Exercise instructions:
Each line in the records that mentions the word "HRMS" needs to be listed.

_ _ _ _ _

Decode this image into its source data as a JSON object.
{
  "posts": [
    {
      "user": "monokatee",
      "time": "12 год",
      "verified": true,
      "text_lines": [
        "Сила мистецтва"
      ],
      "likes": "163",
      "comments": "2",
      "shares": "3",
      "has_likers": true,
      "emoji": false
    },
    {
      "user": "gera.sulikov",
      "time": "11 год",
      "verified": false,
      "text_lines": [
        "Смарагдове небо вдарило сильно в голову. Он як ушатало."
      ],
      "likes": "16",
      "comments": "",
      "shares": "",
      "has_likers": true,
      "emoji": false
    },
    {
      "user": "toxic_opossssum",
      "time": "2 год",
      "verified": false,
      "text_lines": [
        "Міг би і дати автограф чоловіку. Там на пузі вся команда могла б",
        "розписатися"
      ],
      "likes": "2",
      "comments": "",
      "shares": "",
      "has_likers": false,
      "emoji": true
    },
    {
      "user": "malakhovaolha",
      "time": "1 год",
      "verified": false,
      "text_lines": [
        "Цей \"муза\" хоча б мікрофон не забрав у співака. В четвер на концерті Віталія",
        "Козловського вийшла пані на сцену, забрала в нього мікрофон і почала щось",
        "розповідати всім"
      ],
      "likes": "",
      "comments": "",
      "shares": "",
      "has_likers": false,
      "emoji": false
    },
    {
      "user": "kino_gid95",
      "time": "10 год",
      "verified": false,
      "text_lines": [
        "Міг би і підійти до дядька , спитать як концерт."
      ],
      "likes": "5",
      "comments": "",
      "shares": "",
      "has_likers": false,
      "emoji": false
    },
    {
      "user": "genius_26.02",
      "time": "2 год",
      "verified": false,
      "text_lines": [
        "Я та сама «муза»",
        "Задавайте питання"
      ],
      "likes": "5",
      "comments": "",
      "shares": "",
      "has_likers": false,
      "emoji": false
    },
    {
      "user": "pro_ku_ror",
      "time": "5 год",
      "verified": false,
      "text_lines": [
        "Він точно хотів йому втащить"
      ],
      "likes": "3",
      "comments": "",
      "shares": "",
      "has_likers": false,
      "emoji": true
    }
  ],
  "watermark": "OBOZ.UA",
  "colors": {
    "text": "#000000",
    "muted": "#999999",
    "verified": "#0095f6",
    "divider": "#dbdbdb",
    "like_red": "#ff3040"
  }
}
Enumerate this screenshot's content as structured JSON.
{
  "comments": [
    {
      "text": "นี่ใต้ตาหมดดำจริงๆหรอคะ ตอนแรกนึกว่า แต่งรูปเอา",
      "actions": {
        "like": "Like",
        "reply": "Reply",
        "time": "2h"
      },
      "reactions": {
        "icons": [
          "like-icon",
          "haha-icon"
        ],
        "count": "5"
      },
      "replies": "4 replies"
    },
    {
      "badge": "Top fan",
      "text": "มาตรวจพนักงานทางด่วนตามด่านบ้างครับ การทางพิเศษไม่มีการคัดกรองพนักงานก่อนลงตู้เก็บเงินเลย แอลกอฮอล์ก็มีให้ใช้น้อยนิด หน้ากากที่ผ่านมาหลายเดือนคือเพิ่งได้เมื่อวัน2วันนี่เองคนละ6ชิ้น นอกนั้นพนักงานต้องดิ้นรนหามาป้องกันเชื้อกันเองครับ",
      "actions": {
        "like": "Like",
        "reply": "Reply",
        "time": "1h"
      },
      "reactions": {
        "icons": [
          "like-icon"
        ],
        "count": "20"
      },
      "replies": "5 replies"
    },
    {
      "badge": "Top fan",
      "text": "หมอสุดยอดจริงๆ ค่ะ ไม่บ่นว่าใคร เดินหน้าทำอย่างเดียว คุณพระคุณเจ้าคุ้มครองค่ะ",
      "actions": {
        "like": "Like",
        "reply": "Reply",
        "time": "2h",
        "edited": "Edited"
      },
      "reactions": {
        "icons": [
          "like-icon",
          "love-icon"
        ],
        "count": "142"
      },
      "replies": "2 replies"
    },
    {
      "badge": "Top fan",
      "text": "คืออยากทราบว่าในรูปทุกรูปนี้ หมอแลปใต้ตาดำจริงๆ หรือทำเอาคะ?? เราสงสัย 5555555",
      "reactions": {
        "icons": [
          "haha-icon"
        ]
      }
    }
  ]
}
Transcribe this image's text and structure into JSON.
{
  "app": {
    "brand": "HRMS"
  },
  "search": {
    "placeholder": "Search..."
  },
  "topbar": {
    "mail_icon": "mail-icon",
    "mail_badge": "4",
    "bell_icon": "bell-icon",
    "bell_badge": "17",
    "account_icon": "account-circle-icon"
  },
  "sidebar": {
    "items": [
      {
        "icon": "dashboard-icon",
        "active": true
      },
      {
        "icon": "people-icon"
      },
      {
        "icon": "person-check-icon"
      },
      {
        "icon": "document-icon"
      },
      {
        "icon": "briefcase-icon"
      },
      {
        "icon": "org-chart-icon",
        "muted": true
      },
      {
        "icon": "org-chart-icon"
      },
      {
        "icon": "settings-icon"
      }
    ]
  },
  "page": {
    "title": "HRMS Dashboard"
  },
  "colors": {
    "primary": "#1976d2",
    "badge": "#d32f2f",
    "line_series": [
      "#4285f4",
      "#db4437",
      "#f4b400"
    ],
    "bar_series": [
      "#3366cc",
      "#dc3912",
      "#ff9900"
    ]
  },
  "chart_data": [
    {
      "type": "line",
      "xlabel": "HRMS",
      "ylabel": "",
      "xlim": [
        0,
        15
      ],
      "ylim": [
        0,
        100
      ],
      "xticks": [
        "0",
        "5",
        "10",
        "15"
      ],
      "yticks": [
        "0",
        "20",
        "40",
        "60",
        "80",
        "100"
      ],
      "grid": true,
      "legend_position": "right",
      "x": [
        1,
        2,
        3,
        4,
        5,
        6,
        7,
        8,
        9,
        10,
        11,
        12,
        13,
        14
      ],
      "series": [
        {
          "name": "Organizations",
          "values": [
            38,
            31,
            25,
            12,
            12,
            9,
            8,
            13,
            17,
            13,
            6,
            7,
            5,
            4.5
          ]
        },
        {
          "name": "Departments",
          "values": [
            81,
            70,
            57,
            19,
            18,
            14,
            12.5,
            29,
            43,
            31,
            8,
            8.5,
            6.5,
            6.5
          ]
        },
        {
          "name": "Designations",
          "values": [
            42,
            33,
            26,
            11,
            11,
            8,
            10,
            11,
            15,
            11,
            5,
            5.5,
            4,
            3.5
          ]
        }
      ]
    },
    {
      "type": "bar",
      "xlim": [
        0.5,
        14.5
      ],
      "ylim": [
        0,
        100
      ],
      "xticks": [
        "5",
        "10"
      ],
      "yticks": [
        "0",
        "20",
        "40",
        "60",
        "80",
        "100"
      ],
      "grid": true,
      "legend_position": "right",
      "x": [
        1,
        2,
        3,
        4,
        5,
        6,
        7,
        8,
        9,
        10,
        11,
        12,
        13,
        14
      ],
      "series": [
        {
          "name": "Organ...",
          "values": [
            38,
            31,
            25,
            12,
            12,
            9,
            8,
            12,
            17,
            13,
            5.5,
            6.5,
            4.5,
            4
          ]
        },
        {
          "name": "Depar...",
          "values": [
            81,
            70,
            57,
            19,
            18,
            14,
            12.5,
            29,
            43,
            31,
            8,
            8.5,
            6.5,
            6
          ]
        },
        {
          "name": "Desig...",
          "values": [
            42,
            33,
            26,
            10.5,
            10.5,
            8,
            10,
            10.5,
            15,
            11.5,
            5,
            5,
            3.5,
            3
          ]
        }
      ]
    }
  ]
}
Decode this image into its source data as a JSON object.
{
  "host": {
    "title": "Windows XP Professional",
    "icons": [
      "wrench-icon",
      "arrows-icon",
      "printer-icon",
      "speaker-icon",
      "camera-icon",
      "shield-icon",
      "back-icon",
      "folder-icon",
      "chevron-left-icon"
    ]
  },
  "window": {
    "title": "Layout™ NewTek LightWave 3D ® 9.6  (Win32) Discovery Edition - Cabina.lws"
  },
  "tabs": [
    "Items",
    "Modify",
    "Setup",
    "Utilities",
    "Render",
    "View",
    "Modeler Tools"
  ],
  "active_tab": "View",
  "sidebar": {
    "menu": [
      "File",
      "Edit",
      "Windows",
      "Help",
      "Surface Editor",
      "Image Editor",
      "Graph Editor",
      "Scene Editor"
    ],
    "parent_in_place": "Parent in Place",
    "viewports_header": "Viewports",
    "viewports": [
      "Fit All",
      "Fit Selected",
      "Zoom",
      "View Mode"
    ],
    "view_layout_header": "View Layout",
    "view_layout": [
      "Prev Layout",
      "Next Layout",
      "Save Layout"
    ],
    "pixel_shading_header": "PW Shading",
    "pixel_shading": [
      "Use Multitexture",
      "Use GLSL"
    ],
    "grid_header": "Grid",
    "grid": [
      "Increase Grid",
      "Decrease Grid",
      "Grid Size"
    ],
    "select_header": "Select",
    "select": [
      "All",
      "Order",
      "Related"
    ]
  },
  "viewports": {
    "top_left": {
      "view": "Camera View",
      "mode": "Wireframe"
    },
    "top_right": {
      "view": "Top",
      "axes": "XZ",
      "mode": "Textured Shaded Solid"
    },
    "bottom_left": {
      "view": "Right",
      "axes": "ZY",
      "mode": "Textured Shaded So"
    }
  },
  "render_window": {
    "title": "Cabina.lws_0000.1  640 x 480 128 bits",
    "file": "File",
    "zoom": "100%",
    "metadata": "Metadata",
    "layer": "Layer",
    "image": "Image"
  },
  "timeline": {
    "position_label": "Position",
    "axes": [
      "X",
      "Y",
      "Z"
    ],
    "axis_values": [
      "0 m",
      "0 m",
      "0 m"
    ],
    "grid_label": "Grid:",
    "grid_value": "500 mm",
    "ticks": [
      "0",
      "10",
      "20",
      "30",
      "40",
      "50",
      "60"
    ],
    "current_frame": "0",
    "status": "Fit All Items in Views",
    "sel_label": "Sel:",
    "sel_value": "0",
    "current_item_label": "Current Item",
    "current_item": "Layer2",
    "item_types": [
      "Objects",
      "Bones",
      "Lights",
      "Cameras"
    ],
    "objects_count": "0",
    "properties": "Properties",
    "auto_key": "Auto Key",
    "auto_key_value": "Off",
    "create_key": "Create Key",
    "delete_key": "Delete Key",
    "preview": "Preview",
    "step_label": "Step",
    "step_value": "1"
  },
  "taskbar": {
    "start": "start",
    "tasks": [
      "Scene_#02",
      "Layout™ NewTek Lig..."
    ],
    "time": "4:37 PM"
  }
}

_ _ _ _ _

Output for this exercise:
    "brand": "HRMS"
    "title": "HRMS Dashboard"
      "xlabel": "HRMS",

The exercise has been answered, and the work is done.